Monday, April 07, 2008

Rock-a-bye baby.

At the foot of my bed is a steel cupboard. As I lie in bed reading, I sometimes lower the book and look up. My eyes fall on the very special baby rocker stored on top of it. This rocker was specially made when I was born in 1936 in my uncle’s house opposite the Roxy Cinema close to the Royal Opera House. At that time, my father was a Presidency Magistrate presiding at the Girgaum Police Court one the top floor of which the Mankars resided at that time before they moved to 233 Khetwadi Main Road. The rocker is a rectangular cage open at the top with columns on three sides and two poles at the centre of each of the shorter sides. There is a detachable strip on top resting on two knobs at the end of the poles. The aforesaid poles extend downwards and are fitted with two crescents at the floor-level end that allow it to rock without losing its balance or stability. The wood is of an excellent quality and the craftsmanship is so intricate and exquisite that the final effect is what you would call a work of art. You put a baby bed in the cage, cover it, add pillows and bolsters to make the baby safe and secure, slip a mosquito net over the top strip. Quite ingenious, what? Apart from me, several other babies have been rocked to sleep in this rocker. My three nieces: Rekha (now in New Zealand), Shubhada (still in Mumbai), Dnyanada (now a medical practitioner in Regina, Saskatchewan, Canada), our sons Ashu and Abhi as well as Ashu’s younger daughter Avantika (now in the US of A one and all) are the ones that readily come to mind. It’s possible that the rocker may have rocked many more infants in its seventy and odd years on Planet Earth. (In fact, Ujwal says she can think of at least two more occasions when the rocker went to homes of strangers.) Of the seven known babies it rocked, five now happen to live abroad.
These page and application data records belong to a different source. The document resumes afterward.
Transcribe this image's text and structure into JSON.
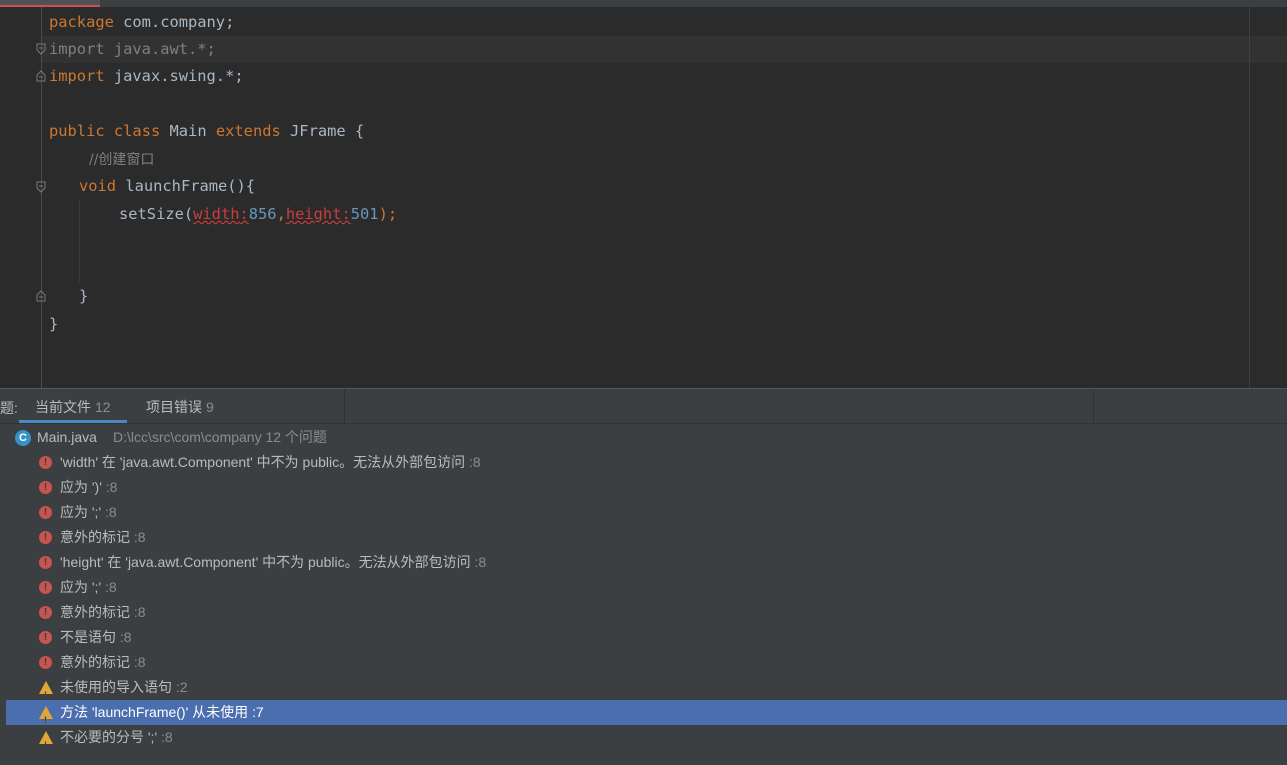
{
  "editor": {
    "lines": {
      "package_kw": "package",
      "package_name": " com.company;",
      "import1_kw": "import",
      "import1_pkg": " java.awt.*;",
      "import2_kw": "import",
      "import2_pkg": " javax.swing.*;",
      "class_public": "public",
      "class_class": "class",
      "class_name": "Main",
      "class_extends": "extends",
      "class_parent": "JFrame {",
      "comment": "//创建窗口",
      "method_void": "void",
      "method_name": " launchFrame(){",
      "call_name": "setSize(",
      "param_width": "width",
      "colon1": ":",
      "val_width": "856",
      "comma": ",",
      "param_height": "height",
      "colon2": ":",
      "val_height": "501",
      "call_end": ");",
      "close_method": "}",
      "close_class": "}"
    }
  },
  "panel": {
    "title": "题:",
    "tabs": [
      {
        "label": "当前文件",
        "count": "12"
      },
      {
        "label": "项目错误",
        "count": "9"
      }
    ],
    "file": {
      "icon": "C",
      "name": "Main.java",
      "path": "D:\\lcc\\src\\com\\company  12 个问题"
    },
    "problems": [
      {
        "type": "error",
        "text": "'width' 在 'java.awt.Component' 中不为 public。无法从外部包访问",
        "line": ":8"
      },
      {
        "type": "error",
        "text": "应为 ')'",
        "line": ":8"
      },
      {
        "type": "error",
        "text": "应为 ';'",
        "line": ":8"
      },
      {
        "type": "error",
        "text": "意外的标记",
        "line": ":8"
      },
      {
        "type": "error",
        "text": "'height' 在 'java.awt.Component' 中不为 public。无法从外部包访问",
        "line": ":8"
      },
      {
        "type": "error",
        "text": "应为 ';'",
        "line": ":8"
      },
      {
        "type": "error",
        "text": "意外的标记",
        "line": ":8"
      },
      {
        "type": "error",
        "text": "不是语句",
        "line": ":8"
      },
      {
        "type": "error",
        "text": "意外的标记",
        "line": ":8"
      },
      {
        "type": "warning",
        "text": "未使用的导入语句",
        "line": ":2"
      },
      {
        "type": "warning",
        "text": "方法 'launchFrame()' 从未使用",
        "line": ":7",
        "selected": true
      },
      {
        "type": "warning",
        "text": "不必要的分号 ';'",
        "line": ":8"
      }
    ]
  },
  "colors": {
    "keyword": "#cc7832",
    "error": "#c75450",
    "warning": "#e3a535",
    "selection": "#4b6eaf",
    "number": "#6897bb"
  }
}
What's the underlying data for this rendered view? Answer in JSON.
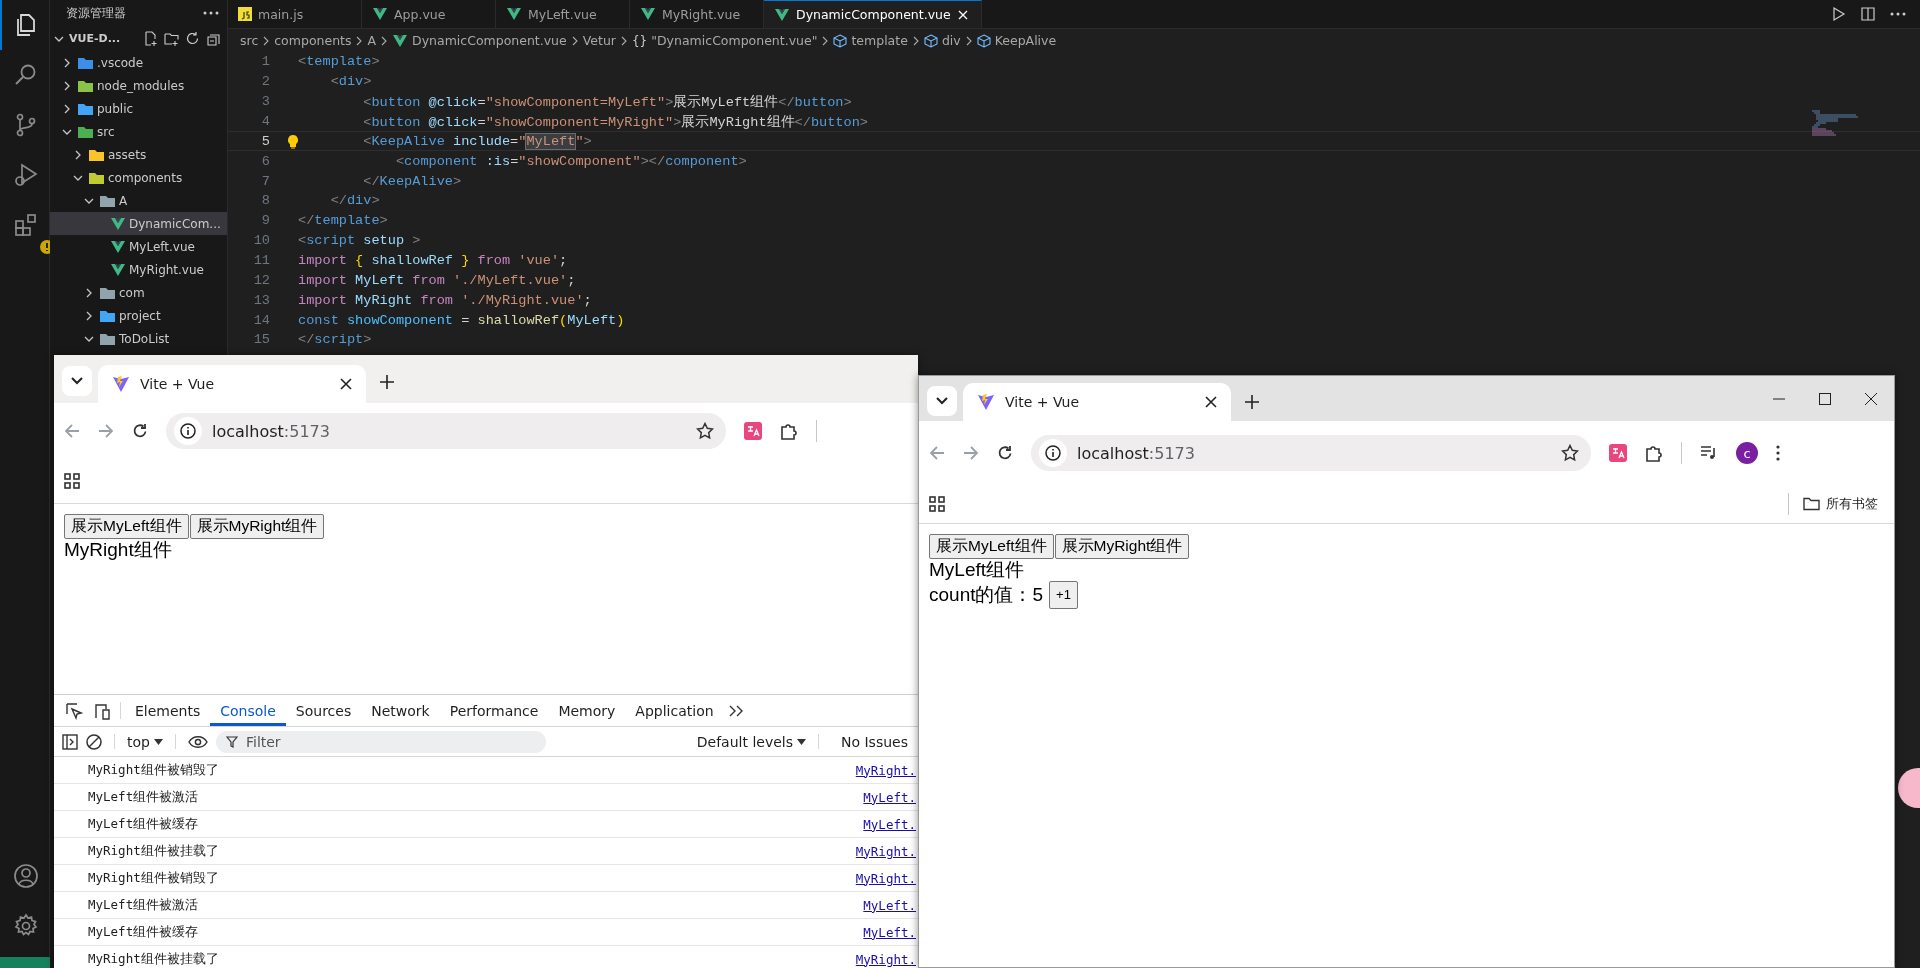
{
  "activity_bar": {
    "items": [
      {
        "kind": "explorer",
        "selected": true
      },
      {
        "kind": "search",
        "selected": false
      },
      {
        "kind": "source-control",
        "selected": false
      },
      {
        "kind": "run-debug",
        "selected": false
      },
      {
        "kind": "extensions",
        "selected": false
      }
    ],
    "bottom_items": [
      {
        "kind": "account"
      },
      {
        "kind": "settings"
      }
    ]
  },
  "explorer": {
    "title": "资源管理器",
    "project": "VUE-D...",
    "project_expanded": true,
    "tree": [
      {
        "label": ".vscode",
        "kind": "folder",
        "color": "#3c8ee8",
        "expanded": false,
        "selected": false
      },
      {
        "label": "node_modules",
        "kind": "folder",
        "color": "#8bc34a",
        "expanded": false,
        "selected": false
      },
      {
        "label": "public",
        "kind": "folder",
        "color": "#42a5f5",
        "expanded": false,
        "selected": false
      },
      {
        "label": "src",
        "kind": "folder",
        "color": "#4caf50",
        "expanded": true,
        "selected": false,
        "children": [
          {
            "label": "assets",
            "kind": "folder",
            "color": "#f9c42a",
            "expanded": false,
            "selected": false
          },
          {
            "label": "components",
            "kind": "folder",
            "color": "#c0ca33",
            "expanded": true,
            "selected": false,
            "children": [
              {
                "label": "A",
                "kind": "folder",
                "color": "#90a4ae",
                "expanded": true,
                "selected": false,
                "children": [
                  {
                    "label": "DynamicCom...",
                    "kind": "vue",
                    "selected": true
                  },
                  {
                    "label": "MyLeft.vue",
                    "kind": "vue",
                    "selected": false
                  },
                  {
                    "label": "MyRight.vue",
                    "kind": "vue",
                    "selected": false
                  }
                ]
              },
              {
                "label": "com",
                "kind": "folder",
                "color": "#90a4ae",
                "expanded": false,
                "selected": false
              },
              {
                "label": "project",
                "kind": "folder",
                "color": "#42a5f5",
                "expanded": false,
                "selected": false
              },
              {
                "label": "ToDoList",
                "kind": "folder",
                "color": "#90a4ae",
                "expanded": true,
                "selected": false
              }
            ]
          }
        ]
      }
    ]
  },
  "editor": {
    "tabs": [
      {
        "label": "main.js",
        "kind": "js",
        "selected": false
      },
      {
        "label": "App.vue",
        "kind": "vue",
        "selected": false
      },
      {
        "label": "MyLeft.vue",
        "kind": "vue",
        "selected": false
      },
      {
        "label": "MyRight.vue",
        "kind": "vue",
        "selected": false
      },
      {
        "label": "DynamicComponent.vue",
        "kind": "vue",
        "selected": true
      }
    ],
    "breadcrumb": [
      {
        "label": "src",
        "kind": "plain"
      },
      {
        "label": "components",
        "kind": "plain"
      },
      {
        "label": "A",
        "kind": "plain"
      },
      {
        "label": "DynamicComponent.vue",
        "kind": "vue"
      },
      {
        "label": "Vetur",
        "kind": "plain"
      },
      {
        "label": "\"DynamicComponent.vue\"",
        "kind": "symbol",
        "symbol": "{}"
      },
      {
        "label": "template",
        "kind": "element"
      },
      {
        "label": "div",
        "kind": "element"
      },
      {
        "label": "KeepAlive",
        "kind": "element"
      }
    ],
    "lines": [
      {
        "number": "1",
        "active": false,
        "tokens": [
          {
            "kind": "bracket",
            "text": "<"
          },
          {
            "kind": "tag",
            "text": "template"
          },
          {
            "kind": "bracket",
            "text": ">"
          }
        ],
        "children": [
          {
            "number": "2",
            "active": false,
            "tokens": [
              {
                "kind": "bracket",
                "text": "<"
              },
              {
                "kind": "tag",
                "text": "div"
              },
              {
                "kind": "bracket",
                "text": ">"
              }
            ],
            "children": [
              {
                "number": "3",
                "active": false,
                "tokens": [
                  {
                    "kind": "bracket",
                    "text": "<"
                  },
                  {
                    "kind": "tag",
                    "text": "button"
                  },
                  {
                    "kind": "attr",
                    "text": " @click"
                  },
                  {
                    "kind": "text",
                    "text": "="
                  },
                  {
                    "kind": "string",
                    "text": "\"showComponent=MyLeft\""
                  },
                  {
                    "kind": "bracket",
                    "text": ">"
                  },
                  {
                    "kind": "text",
                    "text": "展示MyLeft组件"
                  },
                  {
                    "kind": "bracket",
                    "text": "</"
                  },
                  {
                    "kind": "tag",
                    "text": "button"
                  },
                  {
                    "kind": "bracket",
                    "text": ">"
                  }
                ]
              },
              {
                "number": "4",
                "active": false,
                "tokens": [
                  {
                    "kind": "bracket",
                    "text": "<"
                  },
                  {
                    "kind": "tag",
                    "text": "button"
                  },
                  {
                    "kind": "attr",
                    "text": " @click"
                  },
                  {
                    "kind": "text",
                    "text": "="
                  },
                  {
                    "kind": "string",
                    "text": "\"showComponent=MyRight\""
                  },
                  {
                    "kind": "bracket",
                    "text": ">"
                  },
                  {
                    "kind": "text",
                    "text": "展示MyRight组件"
                  },
                  {
                    "kind": "bracket",
                    "text": "</"
                  },
                  {
                    "kind": "tag",
                    "text": "button"
                  },
                  {
                    "kind": "bracket",
                    "text": ">"
                  }
                ]
              },
              {
                "number": "5",
                "active": true,
                "tokens": [
                  {
                    "kind": "bracket",
                    "text": "<"
                  },
                  {
                    "kind": "tag",
                    "text": "KeepAlive"
                  },
                  {
                    "kind": "attr",
                    "text": " include"
                  },
                  {
                    "kind": "text",
                    "text": "="
                  },
                  {
                    "kind": "string",
                    "text": "\""
                  },
                  {
                    "kind": "string",
                    "text": "MyLeft",
                    "highlight": true
                  },
                  {
                    "kind": "string",
                    "text": "\""
                  },
                  {
                    "kind": "bracket",
                    "text": ">"
                  }
                ],
                "children": [
                  {
                    "number": "6",
                    "active": false,
                    "tokens": [
                      {
                        "kind": "bracket",
                        "text": "<"
                      },
                      {
                        "kind": "tag",
                        "text": "component"
                      },
                      {
                        "kind": "attr",
                        "text": " :is"
                      },
                      {
                        "kind": "text",
                        "text": "="
                      },
                      {
                        "kind": "string",
                        "text": "\"showComponent\""
                      },
                      {
                        "kind": "bracket",
                        "text": "></"
                      },
                      {
                        "kind": "tag",
                        "text": "component"
                      },
                      {
                        "kind": "bracket",
                        "text": ">"
                      }
                    ]
                  }
                ]
              },
              {
                "number": "7",
                "active": false,
                "tokens": [
                  {
                    "kind": "bracket",
                    "text": "</"
                  },
                  {
                    "kind": "tag",
                    "text": "KeepAlive"
                  },
                  {
                    "kind": "bracket",
                    "text": ">"
                  }
                ]
              }
            ]
          },
          {
            "number": "8",
            "active": false,
            "tokens": [
              {
                "kind": "bracket",
                "text": "</"
              },
              {
                "kind": "tag",
                "text": "div"
              },
              {
                "kind": "bracket",
                "text": ">"
              }
            ]
          }
        ]
      },
      {
        "number": "9",
        "active": false,
        "tokens": [
          {
            "kind": "bracket",
            "text": "</"
          },
          {
            "kind": "tag",
            "text": "template"
          },
          {
            "kind": "bracket",
            "text": ">"
          }
        ]
      },
      {
        "number": "10",
        "active": false,
        "tokens": [
          {
            "kind": "bracket",
            "text": "<"
          },
          {
            "kind": "tag",
            "text": "script"
          },
          {
            "kind": "attr",
            "text": " setup"
          },
          {
            "kind": "bracket",
            "text": " >"
          }
        ]
      },
      {
        "number": "11",
        "active": false,
        "tokens": [
          {
            "kind": "keyword",
            "text": "import"
          },
          {
            "kind": "brace",
            "text": " {"
          },
          {
            "kind": "var",
            "text": " shallowRef"
          },
          {
            "kind": "brace",
            "text": " }"
          },
          {
            "kind": "keyword",
            "text": " from"
          },
          {
            "kind": "string",
            "text": " 'vue'"
          },
          {
            "kind": "text",
            "text": ";"
          }
        ]
      },
      {
        "number": "12",
        "active": false,
        "tokens": [
          {
            "kind": "keyword",
            "text": "import"
          },
          {
            "kind": "var",
            "text": " MyLeft"
          },
          {
            "kind": "keyword",
            "text": " from"
          },
          {
            "kind": "string",
            "text": " './MyLeft.vue'"
          },
          {
            "kind": "text",
            "text": ";"
          }
        ]
      },
      {
        "number": "13",
        "active": false,
        "tokens": [
          {
            "kind": "keyword",
            "text": "import"
          },
          {
            "kind": "var",
            "text": " MyRight"
          },
          {
            "kind": "keyword",
            "text": " from"
          },
          {
            "kind": "string",
            "text": " './MyRight.vue'"
          },
          {
            "kind": "text",
            "text": ";"
          }
        ]
      },
      {
        "number": "14",
        "active": false,
        "tokens": [
          {
            "kind": "storage",
            "text": "const"
          },
          {
            "kind": "const",
            "text": " showComponent"
          },
          {
            "kind": "text",
            "text": " = "
          },
          {
            "kind": "func",
            "text": "shallowRef"
          },
          {
            "kind": "brace",
            "text": "("
          },
          {
            "kind": "var",
            "text": "MyLeft"
          },
          {
            "kind": "brace",
            "text": ")"
          }
        ]
      },
      {
        "number": "15",
        "active": false,
        "tokens": [
          {
            "kind": "bracket",
            "text": "</"
          },
          {
            "kind": "tag",
            "text": "script"
          },
          {
            "kind": "bracket",
            "text": ">"
          }
        ]
      }
    ]
  },
  "browsers": [
    {
      "tab_title": "Vite + Vue",
      "url_host": "localhost",
      "url_port": ":5173",
      "window_controls": false,
      "page": {
        "buttons": [
          "展示MyLeft组件",
          "展示MyRight组件"
        ],
        "lines": [
          {
            "kind": "text",
            "text": "MyRight组件"
          }
        ]
      },
      "devtools": {
        "tabs": [
          {
            "label": "Elements",
            "selected": false
          },
          {
            "label": "Console",
            "selected": true
          },
          {
            "label": "Sources",
            "selected": false
          },
          {
            "label": "Network",
            "selected": false
          },
          {
            "label": "Performance",
            "selected": false
          },
          {
            "label": "Memory",
            "selected": false
          },
          {
            "label": "Application",
            "selected": false
          }
        ],
        "context": "top",
        "filter_placeholder": "Filter",
        "levels": "Default levels",
        "issues": "No Issues",
        "messages": [
          {
            "text": "MyRight组件被销毁了",
            "source": "MyRight."
          },
          {
            "text": "MyLeft组件被激活",
            "source": "MyLeft."
          },
          {
            "text": "MyLeft组件被缓存",
            "source": "MyLeft."
          },
          {
            "text": "MyRight组件被挂载了",
            "source": "MyRight."
          },
          {
            "text": "MyRight组件被销毁了",
            "source": "MyRight."
          },
          {
            "text": "MyLeft组件被激活",
            "source": "MyLeft."
          },
          {
            "text": "MyLeft组件被缓存",
            "source": "MyLeft."
          },
          {
            "text": "MyRight组件被挂载了",
            "source": "MyRight."
          }
        ]
      }
    },
    {
      "tab_title": "Vite + Vue",
      "url_host": "localhost",
      "url_port": ":5173",
      "window_controls": true,
      "profile_initial": "c",
      "bookmarks_label": "所有书签",
      "page": {
        "buttons": [
          "展示MyLeft组件",
          "展示MyRight组件"
        ],
        "lines": [
          {
            "kind": "text",
            "text": "MyLeft组件"
          },
          {
            "kind": "counter",
            "text": "count的值：5",
            "button": "+1"
          }
        ]
      }
    }
  ]
}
This may be no more than a coincidence, of course. I remember the name-giving (christening) ceremony of Ashu. The father’s and the mother’s respective sisters “give” out, i.e., announce, the names chosen by either side. (In Ashu’s case, the two names were Ashutosh, a name of Lord Shiva, and Ashish = "benediction".) Before that, the baby is lifted by one of the aunts and passed to her counterpart from under the bottom of the rocker – a somewhat dicey and risky procedure as far as the poor infant is concerned. I remember seeing this curious rigmarole on six occasions, five of them at 233 Khetwadi Main Road.